▶ **Exercise objective**:
Read through the listing below and return only the lines containing "content".

#####

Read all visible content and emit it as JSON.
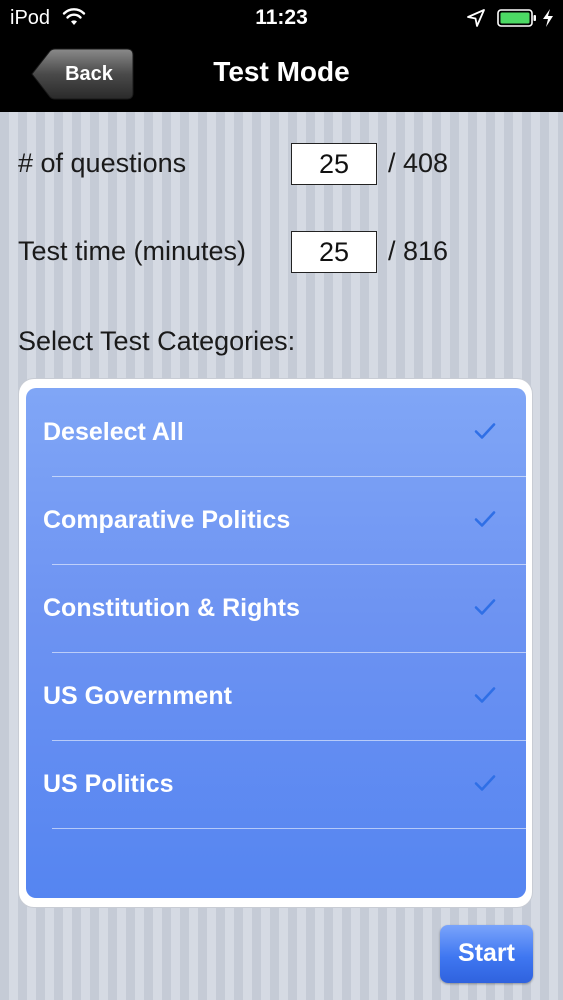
{
  "status_bar": {
    "carrier": "iPod",
    "time": "11:23"
  },
  "nav": {
    "back_label": "Back",
    "title": "Test Mode"
  },
  "form": {
    "questions": {
      "label": "# of questions",
      "value": "25",
      "total": "/ 408"
    },
    "test_time": {
      "label": "Test time (minutes)",
      "value": "25",
      "total": "/ 816"
    },
    "categories_label": "Select Test Categories:"
  },
  "categories": [
    {
      "label": "Deselect All",
      "checked": true
    },
    {
      "label": "Comparative Politics",
      "checked": true
    },
    {
      "label": "Constitution & Rights",
      "checked": true
    },
    {
      "label": "US Government",
      "checked": true
    },
    {
      "label": "US Politics",
      "checked": true
    }
  ],
  "start_label": "Start",
  "colors": {
    "nav_background": "#000000",
    "list_top": "#80a6f6",
    "list_bottom": "#5585f1",
    "checkmark": "#2f6fe6",
    "battery": "#4cd964"
  }
}
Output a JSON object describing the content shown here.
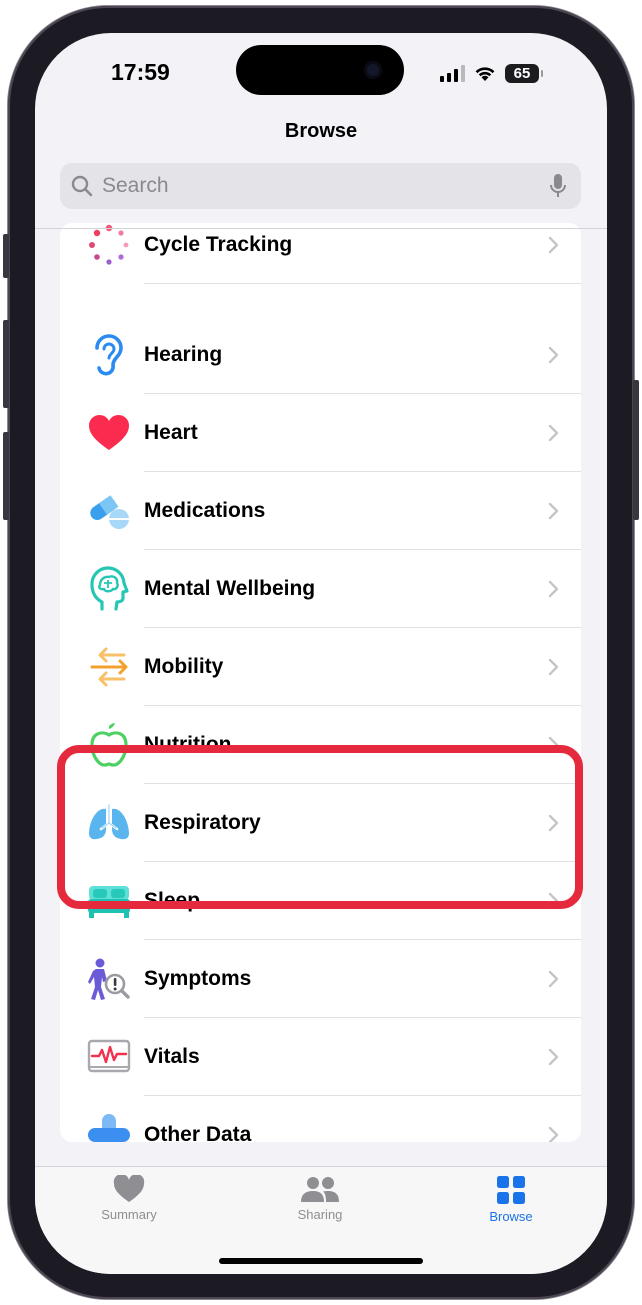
{
  "status_bar": {
    "time": "17:59",
    "battery": "65"
  },
  "nav": {
    "title": "Browse"
  },
  "search": {
    "placeholder": "Search"
  },
  "categories": [
    {
      "label": "Cycle Tracking",
      "icon": "cycle-tracking-icon"
    },
    {
      "label": "Hearing",
      "icon": "ear-icon"
    },
    {
      "label": "Heart",
      "icon": "heart-icon"
    },
    {
      "label": "Medications",
      "icon": "pills-icon"
    },
    {
      "label": "Mental Wellbeing",
      "icon": "head-brain-icon"
    },
    {
      "label": "Mobility",
      "icon": "arrows-icon"
    },
    {
      "label": "Nutrition",
      "icon": "apple-icon"
    },
    {
      "label": "Respiratory",
      "icon": "lungs-icon"
    },
    {
      "label": "Sleep",
      "icon": "bed-icon"
    },
    {
      "label": "Symptoms",
      "icon": "person-magnifier-icon"
    },
    {
      "label": "Vitals",
      "icon": "ekg-chart-icon"
    },
    {
      "label": "Other Data",
      "icon": "plus-cross-icon"
    }
  ],
  "highlight": {
    "color": "#e52a3d",
    "items": [
      "Respiratory",
      "Sleep"
    ]
  },
  "tabs": [
    {
      "label": "Summary",
      "icon": "heart-icon"
    },
    {
      "label": "Sharing",
      "icon": "people-icon"
    },
    {
      "label": "Browse",
      "icon": "grid-icon",
      "active": true
    }
  ],
  "colors": {
    "accent": "#1a73e8",
    "inactive": "#8e8e93"
  }
}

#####

▶ **Answer section**:
Read all visible content and emit it as JSON.
Output a JSON object describing the content shown here.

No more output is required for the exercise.